You likely read this week that The Guardian sued Rubicon Project in a noteworthy ad tech case. The premise of the suit is that Rubicon overcharged The Guardian. All told, only a few million dollars are at play, which is financially immaterial for either company, and it is actually likely that The Guardian will lose, but this is a very important case given the importance of market perception here. We will discuss all of this below.
The issue in the case is potentially undisclosed "buy-side" fees. For an SSP like Rubicon, the normal way it would make its money is a revue share with the publisher. The largest SSPs generally have fixed, contractual revshares - meaning they specify a certain percentage that they will take. For the sake of argument, let's say it's 20% for the SSP. In a standard second-price auction, if the first bid is $10.00 and the second bid is $0.99, then the auction clears at $1.00. The publisher would make $1.00 * 0.8 and the SSP would make $1.00 * 0.2. So it stands that the publisher may not make less than $0.80 in this auction - but can the SSP make more than $0.20? Well if it charges the buyer $2.00, because it's indicated it is willing to pay up to $10, then the SSP now makes $1.20 and the publisher makes the same $0.80. The extra $1.00 is a "buy-side fee" - meaning it doesn't change what the publisher was entitled to and theoretically is only incurred on the buy-side.
Buy-side fees are, in fact, disclosed in the Rubicon publisher contract, though they are not specified. The Guardian conducted test campaigns recently where it purchased its own inventory and evaluated what percent of the media cost it received. If you assume a fixed and transparent DSP revenue share (this is questionable), and The Guardian purchased its own inventory in the above scenario, it would have seen a decidedly lower percent revshare than it had in its contract and likely been sufficiently irritated to file this lawsuit. But because the buy-side fees are in the contract, it's unclear what the merits of this case are.
Two high-profile players in the ad tech space litigating fees means that these practices will be brought to the forefront. Major SSPs, with only a couple exceptions (I can only think of Index and maybe OpenX), take buy-side fees - meaning it's not a one-off situation. It is likely that The Guardian was aware of the contractual terms allowing Rubicon to take a buy-side fee before this suit was filed (lawyers should actually read the contracts before filing a lawsuit), and either wanted to take a "pound of flesh" by shaming Rubicon publicly - as it has done - or tried to settle in private with the threat of public shaming, which is now being effected.
In the example given above, the theory is that the publisher isn't hurt because they're given all the money that they're "entitled to" (the second price) and that the rest of the fee is just borne by the buy-side. This is incorrect for a few reasons. First, there is only a finite total RTB budget for display ads. This is between 1) fixed-revenue campaigns, where a certain dollar budget is allocated, and so every extra dollar taken by an SSP comes out of dollars that could have gone to publisher's pocket in subsequent impressions, and 2) performance campaigns, where the DSP will buy as long as performance metrics are hit - so higher costs mean lower performance, which means less spend. In both cases, the money is indirectly coming out of the publisher's pocket, but it's sufficiently obfuscated and not explicitly causal. In many cases, the auctions are for header bidding or other competitive impressions. This means that a higher buy-side fee might also result in a lower bid submitted to the header (v the SSP using that higher amount as the bid), with a lower win rate and a lower overall yield.

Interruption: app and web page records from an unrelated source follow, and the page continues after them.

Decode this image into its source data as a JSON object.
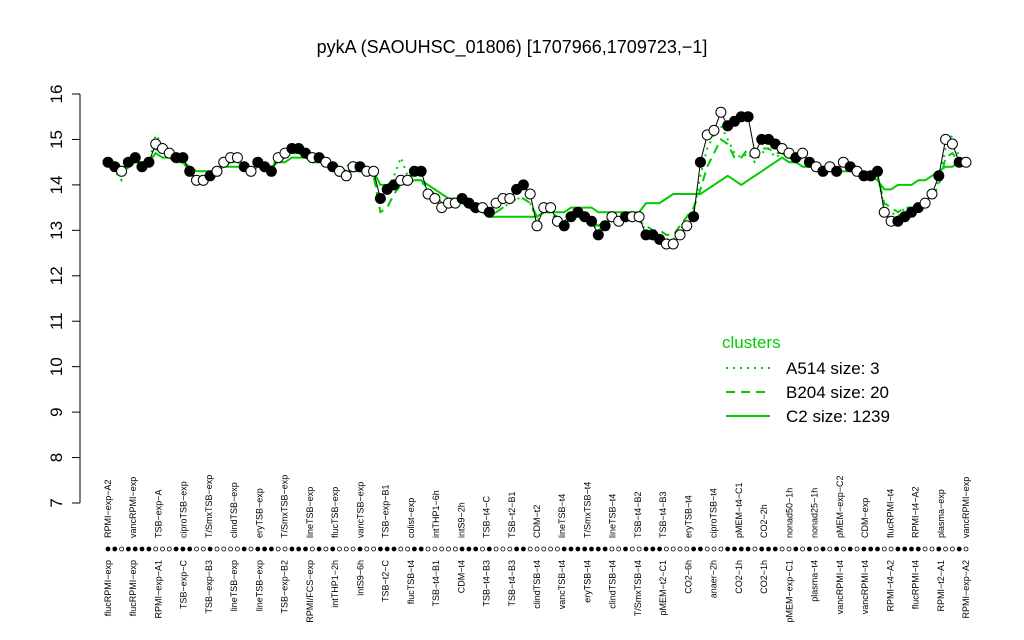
{
  "title": "pykA (SAOUHSC_01806) [1707966,1709723,−1]",
  "colors": {
    "cluster_line": "#00cc00",
    "points_stroke": "#000000",
    "axis": "#000000"
  },
  "chart_data": {
    "type": "line",
    "ylim": [
      7,
      16
    ],
    "yticks": [
      7,
      8,
      9,
      10,
      11,
      12,
      13,
      14,
      15,
      16
    ],
    "grid": false,
    "legend_position": "right",
    "top_labels": [
      "RPMI−exp−A2",
      "vancRPMI−exp",
      "TSB−exp−A",
      "ciproTSB−exp",
      "T/SmxTSB−exp",
      "clindTSB−exp",
      "eryTSB−exp",
      "T/SmxTSB−exp",
      "lineTSB−exp",
      "flucTSB−exp",
      "vancTSB−exp",
      "TSB−exp−B1",
      "colist−exp",
      "intTHP1−6h",
      "intS9−2h",
      "TSB−t4−C",
      "TSB−t2−B1",
      "CDM−t2",
      "lineTSB−t4",
      "T/SmxTSB−t4",
      "lineTSB−t4",
      "TSB−t4−B2",
      "TSB−t4−B3",
      "eryTSB−t4",
      "ciproTSB−t4",
      "pMEM−t4−C1",
      "CO2−2h",
      "nonad50−1h",
      "nonad25−1h",
      "pMEM−exp−C2",
      "CDM−exp",
      "flucRPMI−t4",
      "RPMI−t4−A2",
      "plasma−exp",
      "vancRPMI−exp"
    ],
    "bottom_labels": [
      "flucRPMI−exp",
      "flucRPMI−exp",
      "RPMI−exp−A1",
      "TSB−exp−C",
      "TSB−exp−B3",
      "lineTSB−exp",
      "lineTSB−exp",
      "TSB−exp−B2",
      "RPMI/FCS−exp",
      "intTHP1−2h",
      "intS9−6h",
      "TSB−t2−C",
      "flucTSB−t4",
      "TSB−t4−B1",
      "CDM−t4",
      "TSB−t4−B3",
      "TSB−t4−B3",
      "clindTSB−t4",
      "vancTSB−t4",
      "eryTSB−t4",
      "clindTSB−t4",
      "T/SmxTSB−t4",
      "pMEM−t2−C1",
      "CO2−6h",
      "anaer−2h",
      "CO2−1h",
      "CO2−1h",
      "pMEM−exp−C1",
      "plasma−t4",
      "vancRPMI−t4",
      "vancRPMI−t4",
      "RPMI−t4−A2",
      "flucRPMI−t4",
      "RPMI−t2−A1",
      "RPMI−exp−A2"
    ],
    "series": [
      {
        "name": "expression",
        "values": [
          14.5,
          14.4,
          14.3,
          14.5,
          14.6,
          14.4,
          14.5,
          14.9,
          14.8,
          14.7,
          14.6,
          14.6,
          14.3,
          14.1,
          14.1,
          14.2,
          14.3,
          14.5,
          14.6,
          14.6,
          14.4,
          14.3,
          14.5,
          14.4,
          14.3,
          14.6,
          14.7,
          14.8,
          14.8,
          14.7,
          14.6,
          14.6,
          14.5,
          14.4,
          14.3,
          14.2,
          14.4,
          14.4,
          14.3,
          14.3,
          13.7,
          13.9,
          14.0,
          14.1,
          14.1,
          14.3,
          14.3,
          13.8,
          13.7,
          13.5,
          13.6,
          13.6,
          13.7,
          13.6,
          13.5,
          13.5,
          13.4,
          13.6,
          13.7,
          13.7,
          13.9,
          14.0,
          13.8,
          13.1,
          13.5,
          13.5,
          13.2,
          13.1,
          13.3,
          13.4,
          13.3,
          13.2,
          12.9,
          13.1,
          13.3,
          13.2,
          13.3,
          13.3,
          13.3,
          12.9,
          12.9,
          12.8,
          12.7,
          12.7,
          12.9,
          13.1,
          13.3,
          14.5,
          15.1,
          15.2,
          15.6,
          15.3,
          15.4,
          15.5,
          15.5,
          14.7,
          15.0,
          15.0,
          14.9,
          14.8,
          14.7,
          14.6,
          14.7,
          14.5,
          14.4,
          14.3,
          14.4,
          14.3,
          14.5,
          14.4,
          14.3,
          14.2,
          14.2,
          14.3,
          13.4,
          13.2,
          13.2,
          13.3,
          13.4,
          13.5,
          13.6,
          13.8,
          14.2,
          15.0,
          14.9,
          14.5,
          14.5
        ],
        "filled": [
          1,
          1,
          0,
          1,
          1,
          1,
          1,
          0,
          0,
          0,
          1,
          1,
          1,
          0,
          0,
          1,
          0,
          0,
          0,
          0,
          1,
          0,
          1,
          1,
          1,
          0,
          0,
          1,
          1,
          1,
          0,
          1,
          0,
          1,
          0,
          0,
          0,
          1,
          0,
          0,
          1,
          1,
          1,
          0,
          0,
          1,
          1,
          0,
          0,
          0,
          0,
          0,
          1,
          1,
          1,
          0,
          1,
          0,
          0,
          0,
          1,
          1,
          0,
          0,
          0,
          0,
          0,
          1,
          1,
          1,
          1,
          1,
          1,
          1,
          0,
          0,
          1,
          0,
          0,
          1,
          1,
          1,
          0,
          0,
          0,
          0,
          1,
          1,
          0,
          0,
          0,
          1,
          1,
          1,
          1,
          0,
          1,
          1,
          1,
          0,
          0,
          1,
          0,
          1,
          0,
          1,
          0,
          1,
          0,
          1,
          0,
          1,
          1,
          1,
          0,
          0,
          1,
          1,
          1,
          1,
          0,
          0,
          1,
          0,
          0,
          1,
          0
        ]
      },
      {
        "name": "C2 size: 1239",
        "style": "solid",
        "values": [
          14.4,
          14.4,
          14.4,
          14.4,
          14.5,
          14.5,
          14.5,
          14.7,
          14.6,
          14.6,
          14.5,
          14.5,
          14.4,
          14.3,
          14.3,
          14.3,
          14.3,
          14.4,
          14.4,
          14.4,
          14.4,
          14.3,
          14.4,
          14.4,
          14.4,
          14.5,
          14.5,
          14.6,
          14.6,
          14.6,
          14.5,
          14.5,
          14.5,
          14.4,
          14.4,
          14.3,
          14.3,
          14.3,
          14.3,
          14.3,
          14.0,
          14.0,
          14.1,
          14.1,
          14.1,
          14.1,
          14.1,
          14.0,
          13.9,
          13.8,
          13.7,
          13.7,
          13.6,
          13.5,
          13.5,
          13.4,
          13.3,
          13.3,
          13.3,
          13.3,
          13.3,
          13.3,
          13.3,
          13.3,
          13.4,
          13.4,
          13.4,
          13.4,
          13.5,
          13.5,
          13.5,
          13.5,
          13.4,
          13.4,
          13.4,
          13.4,
          13.4,
          13.4,
          13.4,
          13.6,
          13.6,
          13.6,
          13.7,
          13.8,
          13.8,
          13.8,
          13.8,
          13.8,
          13.9,
          14.0,
          14.1,
          14.2,
          14.1,
          14.0,
          14.1,
          14.2,
          14.3,
          14.4,
          14.5,
          14.6,
          14.5,
          14.5,
          14.4,
          14.4,
          14.4,
          14.3,
          14.3,
          14.3,
          14.3,
          14.3,
          14.3,
          14.3,
          14.2,
          14.1,
          13.9,
          13.9,
          14.0,
          14.0,
          14.0,
          14.1,
          14.1,
          14.2,
          14.3,
          14.4,
          14.4,
          14.5,
          14.5
        ]
      },
      {
        "name": "B204 size: 20",
        "style": "dashed",
        "values": [
          14.5,
          14.4,
          14.3,
          14.4,
          14.5,
          14.5,
          14.5,
          14.8,
          14.7,
          14.6,
          14.5,
          14.5,
          14.3,
          14.1,
          14.1,
          14.2,
          14.3,
          14.4,
          14.5,
          14.5,
          14.4,
          14.3,
          14.4,
          14.4,
          14.4,
          14.5,
          14.6,
          14.7,
          14.7,
          14.6,
          14.5,
          14.5,
          14.5,
          14.4,
          14.3,
          14.3,
          14.3,
          14.3,
          14.3,
          14.2,
          13.4,
          13.5,
          13.8,
          14.0,
          14.0,
          14.1,
          14.1,
          13.9,
          13.8,
          13.6,
          13.6,
          13.6,
          13.6,
          13.5,
          13.5,
          13.4,
          13.4,
          13.4,
          13.5,
          13.6,
          13.7,
          13.7,
          13.6,
          13.3,
          13.4,
          13.4,
          13.3,
          13.2,
          13.3,
          13.3,
          13.3,
          13.2,
          13.1,
          13.2,
          13.3,
          13.3,
          13.3,
          13.3,
          13.2,
          13.1,
          13.0,
          13.0,
          12.9,
          12.9,
          13.1,
          13.3,
          13.5,
          13.9,
          14.4,
          14.7,
          15.0,
          14.9,
          14.6,
          14.6,
          14.8,
          14.7,
          14.8,
          14.8,
          14.7,
          14.7,
          14.6,
          14.6,
          14.6,
          14.5,
          14.4,
          14.4,
          14.4,
          14.3,
          14.4,
          14.4,
          14.3,
          14.2,
          14.2,
          14.2,
          13.6,
          13.5,
          13.4,
          13.5,
          13.5,
          13.5,
          13.6,
          13.7,
          14.0,
          14.6,
          14.7,
          14.5,
          14.5
        ]
      },
      {
        "name": "A514 size: 3",
        "style": "dotted",
        "values": [
          14.5,
          14.3,
          14.1,
          14.4,
          14.5,
          14.5,
          14.5,
          15.1,
          14.9,
          14.7,
          14.6,
          14.5,
          14.3,
          14.1,
          14.1,
          14.2,
          14.3,
          14.4,
          14.5,
          14.5,
          14.4,
          14.3,
          14.4,
          14.4,
          14.4,
          14.6,
          14.7,
          14.7,
          14.7,
          14.6,
          14.5,
          14.5,
          14.5,
          14.4,
          14.2,
          14.4,
          14.5,
          14.4,
          14.3,
          14.2,
          13.6,
          13.9,
          14.2,
          14.6,
          14.2,
          14.1,
          14.1,
          13.8,
          13.7,
          13.5,
          13.5,
          13.6,
          13.6,
          13.5,
          13.4,
          13.4,
          13.3,
          13.4,
          13.5,
          13.6,
          13.7,
          13.7,
          13.6,
          13.2,
          13.4,
          13.4,
          13.2,
          13.2,
          13.3,
          13.3,
          13.3,
          13.2,
          13.0,
          13.1,
          13.2,
          13.2,
          13.2,
          13.2,
          13.2,
          13.0,
          12.9,
          12.9,
          12.8,
          12.8,
          13.0,
          13.2,
          13.4,
          14.2,
          14.8,
          15.1,
          15.3,
          15.0,
          14.7,
          14.6,
          14.7,
          14.5,
          14.7,
          14.8,
          14.6,
          14.7,
          14.6,
          14.5,
          14.6,
          14.4,
          14.4,
          14.3,
          14.4,
          14.3,
          14.4,
          14.3,
          14.3,
          14.2,
          14.2,
          14.2,
          13.5,
          13.4,
          13.3,
          13.5,
          13.5,
          13.6,
          13.6,
          13.7,
          14.1,
          14.8,
          15.1,
          14.6,
          14.5
        ]
      }
    ],
    "legend": {
      "title": "clusters",
      "entries": [
        {
          "label": "A514 size: 3",
          "style": "dotted"
        },
        {
          "label": "B204 size: 20",
          "style": "dashed"
        },
        {
          "label": "C2 size: 1239",
          "style": "solid"
        }
      ]
    }
  }
}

It is likely that at least some publishers that sign or re-sign with Rubicon will have serious discussions about buy-side fees going forward. As an aside, Wall Street is particularly sour on Rubicon. Their valuation is $300M at the time of this writing and they have $200M of cash. This means that the value of the going concern is only $100M despite revenues of $227M on a global platform spend of $1B. This basically means that investors believe Rubicon's current value proposition will fade away. Just a year ago, Rubicon was valued at around $1B, but a series of missteps have materially undermined the company. This lawsuit - more than its direct impact, means that its margins may face more pressure from its customers - will not help. Compounding this issue, companies like Rubicon will face margin pressure through header bidding (Rubicon states that it is the most installed header bidding buyer - not wrapper - though being the header buyer is arguably where the actual value lies) and a march towards first price auctions. This means that Rubicon et al will likely have to restructure themselves to be able to be successful in a lower margin environment.
Every company in the ad tech space, TripleLift included, is on a relentless march towards ever-improving efficiency and differentiation. Ultimately, companies need a differentiated product and a way to drive value for all their constituents - or they will lose their customers. This case shows the cracks developing when these requirements are not being met - publishers are beginning to demand improved margins for commoditized products. TripleLift differentiates through unique and optimized placements, whereas Rubicon's value prop will likely increasingly become the part of its business that is less easily commoditized - PMPs and the sales force that it equips to help its publishers actually improve their revenue, and whatever else it comes up with. We should expect to see more ad tech companies develop unique value props and move away from being pure intermediaries.